Read from: 27th January
To: 09th February
Format: Kindle eBook
Length: 389 pages
The Year of Living Danishly is written by author Helen Russell. At the start of the book, she is a burnt-out London journalist whose husband secures a job working for Lego in rural Jutland in Denmark. Together, they decide that they are going to up and leave their hectic London lifestyle for 12 months in Denmark, aptly starting their yearlong adventure in January.
The book is broken up into 13 chapters – one for each month of the year plus one for Christmas – and each month takes on a different aspect of life, from food and children to taxes and traditions and is written more as an autobiography of this year of her life, as opposed to an objective piece of non-fiction, and it also explains the Danish word hygge, which is used when describing a feeling or moment that is particularly cosy.
I bought this ebook when Amazon had it in their daily deals and it was something I had been looking forward to reading for a long time before I actually did, and I can say that I wasn’t disappointed when I began the prose so here are my thoughts on it.
- The book contains a lot of facts about life in Denmark – did you know that Denmark topped the UK Office of National Statistics’ list of the world’s happiest nation? How about the fact that there are rules on “how often your flashing, properly attached, correctly positioned, Danish-standard approved lights should flash” on your bike? What about the fact that in Denmark, it is illegal to vandalise the flags of foreign nations but it is not illegal to burn the Danish flag? This book was filled with facts I would have never guessed and while I haven’t verified the validity of these facts, they definitely kept me entertained when I was reading the book!
- She doesn’t sugarcoat Denmark – one of the things I loved about the facts that she used were that she also included the bad ones, such as the fact that Denmark has a high percentage of women who say they have been victims of physical or sexual abuse. The fact that she uses the bad facts and figures seems to me as though she is trying to paint a true representative of Denmark, not just a picture-perfect country with no issues, which I appreciated.
- The alternative names were a bit confusing/boring/irritating – possibly to protect the privacy of her husband and her friends, she used nicknames such as Lego Man, American Mom, The Viking and Helena C. It was quirky to begin with but the more I read the book, the more irritating I found this, especially as I began to forget why she gave that name to The Viking and to Helena C. It didn’t detract too much from the content, however it was a small pet peeve.
- The author has a knack for storytelling – I personally really liked the way in which she told a lot of her stories, with her internal personal twist on the events she was describing, and there were some moments that made me laugh out loud as I made my way through the book. There were some moments where I didn’t feel the quality of the writing was outstanding, but on the whole I really enjoyed the overall tone.
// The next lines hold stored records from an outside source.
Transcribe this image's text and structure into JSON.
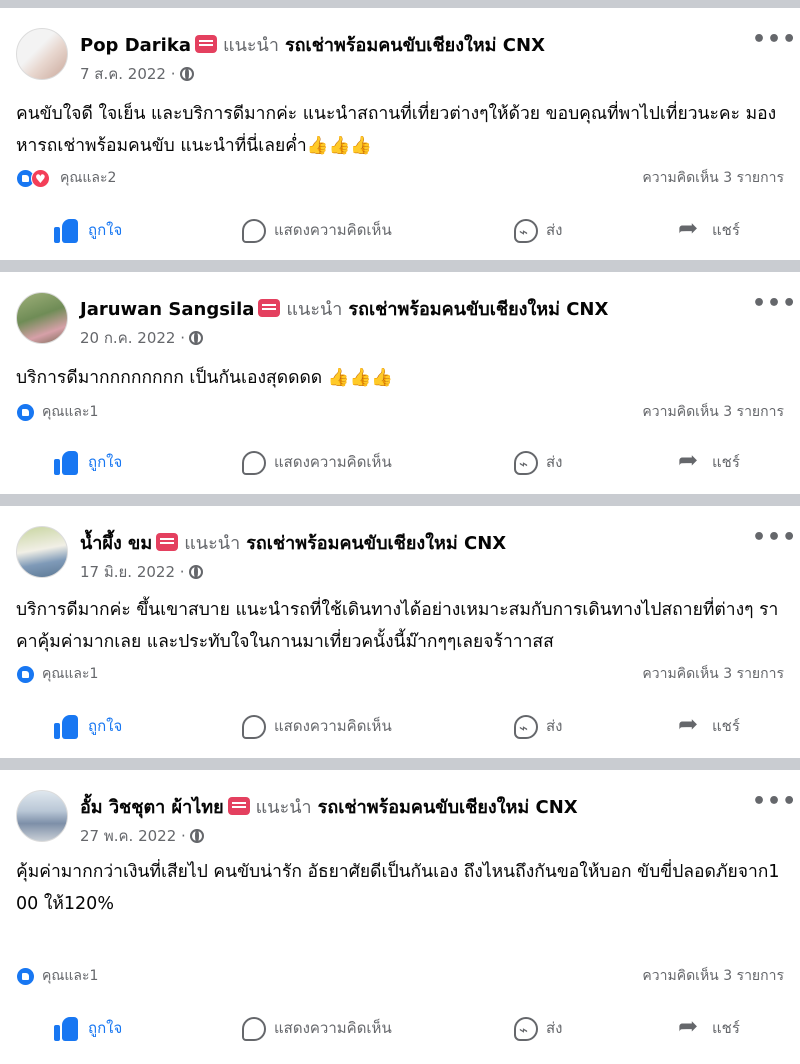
{
  "common": {
    "recommends": "แนะนำ",
    "page_name": "รถเช่าพร้อมคนขับเชียงใหม่ CNX",
    "more": "•••",
    "like_label": "ถูกใจ",
    "comment_label": "แสดงความคิดเห็น",
    "send_label": "ส่ง",
    "share_label": "แชร์",
    "comment_count": "ความคิดเห็น 3 รายการ"
  },
  "posts": [
    {
      "author": "Pop Darika",
      "date": "7 ส.ค. 2022 ·",
      "text": "คนขับใจดี ใจเย็น และบริการดีมากค่ะ แนะนำสถานที่เที่ยวต่างๆให้ด้วย ขอบคุณที่พาไปเที่ยวนะคะ มองหารถเช่าพร้อมคนขับ แนะนำที่นี่เลยค่ำ👍👍👍",
      "reactions_text": "คุณและ2",
      "reactions": [
        "like",
        "love"
      ]
    },
    {
      "author": "Jaruwan Sangsila",
      "date": "20 ก.ค. 2022 ·",
      "text": "บริการดีมากกกกกกกก เป็นกันเองสุดดดด 👍👍👍",
      "reactions_text": "คุณและ1",
      "reactions": [
        "like"
      ]
    },
    {
      "author": "น้ำผึ้ง ขม",
      "date": "17 มิ.ย. 2022 ·",
      "text": "บริการดีมากค่ะ ขึ้นเขาสบาย แนะนำรถที่ใช้เดินทางได้อย่างเหมาะสมกับการเดินทางไปสถายที่ต่างๆ ราคาคุ้มค่ามากเลย และประทับใจในกานมาเที่ยวคนั้งนี้ม๊ากๆๆเลยจร้าาาสส",
      "reactions_text": "คุณและ1",
      "reactions": [
        "like"
      ]
    },
    {
      "author": "อั้ม วิชชุตา ผ้าไทย",
      "date": "27 พ.ค. 2022 ·",
      "text": "คุ้มค่ามากกว่าเงินที่เสียไป คนขับน่ารัก อัธยาศัยดีเป็นกันเอง ถึงไหนถึงกันขอให้บอก ขับขี่ปลอดภัยจาก100 ให้120%",
      "reactions_text": "คุณและ1",
      "reactions": [
        "like"
      ]
    }
  ]
}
- Everyone she interviewed was happy – take this as a good or a bad point, but during her year in Denmark, she contacted a variety of different people, each with a different expertise, and at some point in their conversation, she asked them how happy they were. I don’t think there was a person that rated themselves below an 8/10: it is amazing that all of these people have found happiness, but made me think how likely it would be for me to be able to find a bunch of people who rated themselves this highly, or whether it was perhaps just a Danish quirk. But maybe the Danes are truly the happiest nation in the world.
- I didn’t really take much away from the book – happiness is a very personal journey for me so I was hoping that I would be able to take away a lot from this book to apply it to my life, but I don’t feel as though I can. There are definitely some hints and tricks in the book but it seemed as though a lot of what she was saying was specific to life in Denmark with their turbulent weather, high taxes and trusting society. A few days/weeks after finishing the book and I realised that I can barely remember some of the things that had made her happy. Good thing she has a Top 10 tips for living Danishly at the back of the book for me to refresh my memory!
- The chapter lengths and topics are good – one of the things that I dislike about some non-fiction books is that it can feel as though certain chapters can really drag and don’t offer much content. Personally I found the chapters in this book to be a really good length, such that the chapters I enjoyed seemed long enough and had enough content in them to be interesting and the ones I was less enthusiastic about weren’t too long for me to endure. I also loved the variety of topics that she covered in her chapters and I really do think there are chapters to suit everyone’s hobbies and interests.
One of my favourite and memorable quotes from the book is positioned close to the beginning, when Helen is talking about her life as a London journalist.
“It also occurred to me that wishing away half your life in anticipation of retirement (albeit an awesome one) was verging on the medieval… So the fact that I was dreaming of retirement at the age of 33 was probably an indicator that something had to change.”
As I have said many times before, the journey to happiness is one that I hold close to my heart and it was thought provoking to read her feelings in regards to her work and her views on life definitely opened my eyes.
Overall rating: 8/10
Writing quality: 8/10
Feel good: 7/10
Recommend: I would definitely recommend this book, particularly to people who are on their own journey of happiness or who like experiencing cultural differences. Although I don’t feel as though I took as much away from this book as I would have liked, I think other people might be able to gain more from this book than I have and it would be interesting to learn their opinions on this book.
Have you read it? What did you think?